*** Opening of INPUT DATA ***

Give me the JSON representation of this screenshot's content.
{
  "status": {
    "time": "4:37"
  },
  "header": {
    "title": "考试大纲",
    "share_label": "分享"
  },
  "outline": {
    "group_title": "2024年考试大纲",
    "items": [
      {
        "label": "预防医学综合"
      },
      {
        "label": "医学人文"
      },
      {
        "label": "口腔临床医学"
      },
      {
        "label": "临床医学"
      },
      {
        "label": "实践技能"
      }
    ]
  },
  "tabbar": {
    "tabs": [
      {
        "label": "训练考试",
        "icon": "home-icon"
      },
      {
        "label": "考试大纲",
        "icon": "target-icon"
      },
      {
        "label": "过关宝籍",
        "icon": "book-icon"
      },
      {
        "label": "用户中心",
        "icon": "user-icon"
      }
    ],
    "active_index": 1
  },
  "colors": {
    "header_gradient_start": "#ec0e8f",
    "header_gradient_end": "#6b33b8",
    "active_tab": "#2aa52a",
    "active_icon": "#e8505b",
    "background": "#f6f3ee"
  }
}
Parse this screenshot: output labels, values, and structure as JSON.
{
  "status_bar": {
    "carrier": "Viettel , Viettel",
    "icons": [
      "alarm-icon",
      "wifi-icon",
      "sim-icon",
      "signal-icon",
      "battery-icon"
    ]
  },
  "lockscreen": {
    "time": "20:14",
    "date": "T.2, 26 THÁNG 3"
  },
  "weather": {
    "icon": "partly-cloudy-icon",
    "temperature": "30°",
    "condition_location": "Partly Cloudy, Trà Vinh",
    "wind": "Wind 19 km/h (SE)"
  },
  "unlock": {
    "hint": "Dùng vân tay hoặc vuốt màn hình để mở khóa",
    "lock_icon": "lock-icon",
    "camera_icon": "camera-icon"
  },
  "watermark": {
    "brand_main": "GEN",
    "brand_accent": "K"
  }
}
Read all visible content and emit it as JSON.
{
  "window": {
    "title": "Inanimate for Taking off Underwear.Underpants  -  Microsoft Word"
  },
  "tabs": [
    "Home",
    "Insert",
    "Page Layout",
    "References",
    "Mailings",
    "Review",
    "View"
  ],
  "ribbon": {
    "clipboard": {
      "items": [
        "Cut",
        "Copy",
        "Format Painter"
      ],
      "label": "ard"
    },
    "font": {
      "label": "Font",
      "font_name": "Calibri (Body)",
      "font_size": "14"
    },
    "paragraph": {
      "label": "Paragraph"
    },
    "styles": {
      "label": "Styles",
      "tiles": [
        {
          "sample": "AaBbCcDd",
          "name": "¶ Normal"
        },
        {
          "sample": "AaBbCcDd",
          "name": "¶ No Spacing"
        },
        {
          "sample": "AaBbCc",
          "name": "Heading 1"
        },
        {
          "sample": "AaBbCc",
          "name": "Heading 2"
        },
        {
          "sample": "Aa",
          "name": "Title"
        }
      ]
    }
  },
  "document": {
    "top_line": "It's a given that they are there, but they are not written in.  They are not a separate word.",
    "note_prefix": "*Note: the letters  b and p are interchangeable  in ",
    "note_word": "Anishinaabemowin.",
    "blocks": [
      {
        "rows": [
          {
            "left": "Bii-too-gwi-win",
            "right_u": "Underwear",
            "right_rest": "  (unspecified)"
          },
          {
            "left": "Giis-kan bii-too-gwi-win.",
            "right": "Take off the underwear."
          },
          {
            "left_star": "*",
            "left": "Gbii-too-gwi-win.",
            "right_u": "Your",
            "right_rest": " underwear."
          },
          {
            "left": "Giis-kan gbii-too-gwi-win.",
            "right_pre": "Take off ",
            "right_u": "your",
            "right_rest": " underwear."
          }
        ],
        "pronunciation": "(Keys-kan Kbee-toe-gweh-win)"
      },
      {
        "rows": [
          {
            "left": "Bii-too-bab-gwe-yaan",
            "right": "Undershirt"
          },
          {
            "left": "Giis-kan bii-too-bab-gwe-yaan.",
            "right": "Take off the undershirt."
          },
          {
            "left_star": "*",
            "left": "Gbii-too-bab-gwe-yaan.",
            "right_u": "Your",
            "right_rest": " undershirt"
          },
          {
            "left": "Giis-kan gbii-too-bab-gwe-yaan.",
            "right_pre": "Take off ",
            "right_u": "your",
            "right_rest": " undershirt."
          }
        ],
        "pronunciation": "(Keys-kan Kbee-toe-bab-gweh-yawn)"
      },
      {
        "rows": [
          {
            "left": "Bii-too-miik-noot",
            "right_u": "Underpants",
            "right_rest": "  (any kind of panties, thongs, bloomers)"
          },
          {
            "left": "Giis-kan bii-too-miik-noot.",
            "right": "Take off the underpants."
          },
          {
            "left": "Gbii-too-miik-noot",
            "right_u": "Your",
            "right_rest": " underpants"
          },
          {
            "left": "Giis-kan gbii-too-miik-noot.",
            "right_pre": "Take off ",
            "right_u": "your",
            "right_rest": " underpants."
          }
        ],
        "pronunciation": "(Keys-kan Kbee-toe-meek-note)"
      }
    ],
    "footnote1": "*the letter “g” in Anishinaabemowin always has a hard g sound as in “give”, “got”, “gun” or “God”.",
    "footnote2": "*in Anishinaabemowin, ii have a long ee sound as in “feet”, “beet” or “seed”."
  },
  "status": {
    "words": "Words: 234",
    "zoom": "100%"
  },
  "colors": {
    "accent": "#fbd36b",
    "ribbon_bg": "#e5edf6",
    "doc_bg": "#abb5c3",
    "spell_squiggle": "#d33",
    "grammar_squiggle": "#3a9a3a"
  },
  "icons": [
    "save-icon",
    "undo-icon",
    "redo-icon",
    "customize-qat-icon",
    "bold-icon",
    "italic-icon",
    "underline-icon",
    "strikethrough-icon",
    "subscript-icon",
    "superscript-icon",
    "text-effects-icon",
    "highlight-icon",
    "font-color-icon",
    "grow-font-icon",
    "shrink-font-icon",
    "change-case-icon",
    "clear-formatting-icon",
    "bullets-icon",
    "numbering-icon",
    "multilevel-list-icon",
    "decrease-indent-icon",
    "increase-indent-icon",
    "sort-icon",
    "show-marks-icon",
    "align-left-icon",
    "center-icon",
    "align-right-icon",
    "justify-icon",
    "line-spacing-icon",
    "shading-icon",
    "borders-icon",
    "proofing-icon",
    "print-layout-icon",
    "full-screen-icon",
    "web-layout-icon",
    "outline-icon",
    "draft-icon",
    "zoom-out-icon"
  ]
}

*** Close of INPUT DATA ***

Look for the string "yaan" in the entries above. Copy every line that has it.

RESPONSE TO THE TASK »
            "left": "Bii-too-bab-gwe-yaan",
            "left": "Giis-kan bii-too-bab-gwe-yaan.",
            "left": "Gbii-too-bab-gwe-yaan.",
            "left": "Giis-kan gbii-too-bab-gwe-yaan.",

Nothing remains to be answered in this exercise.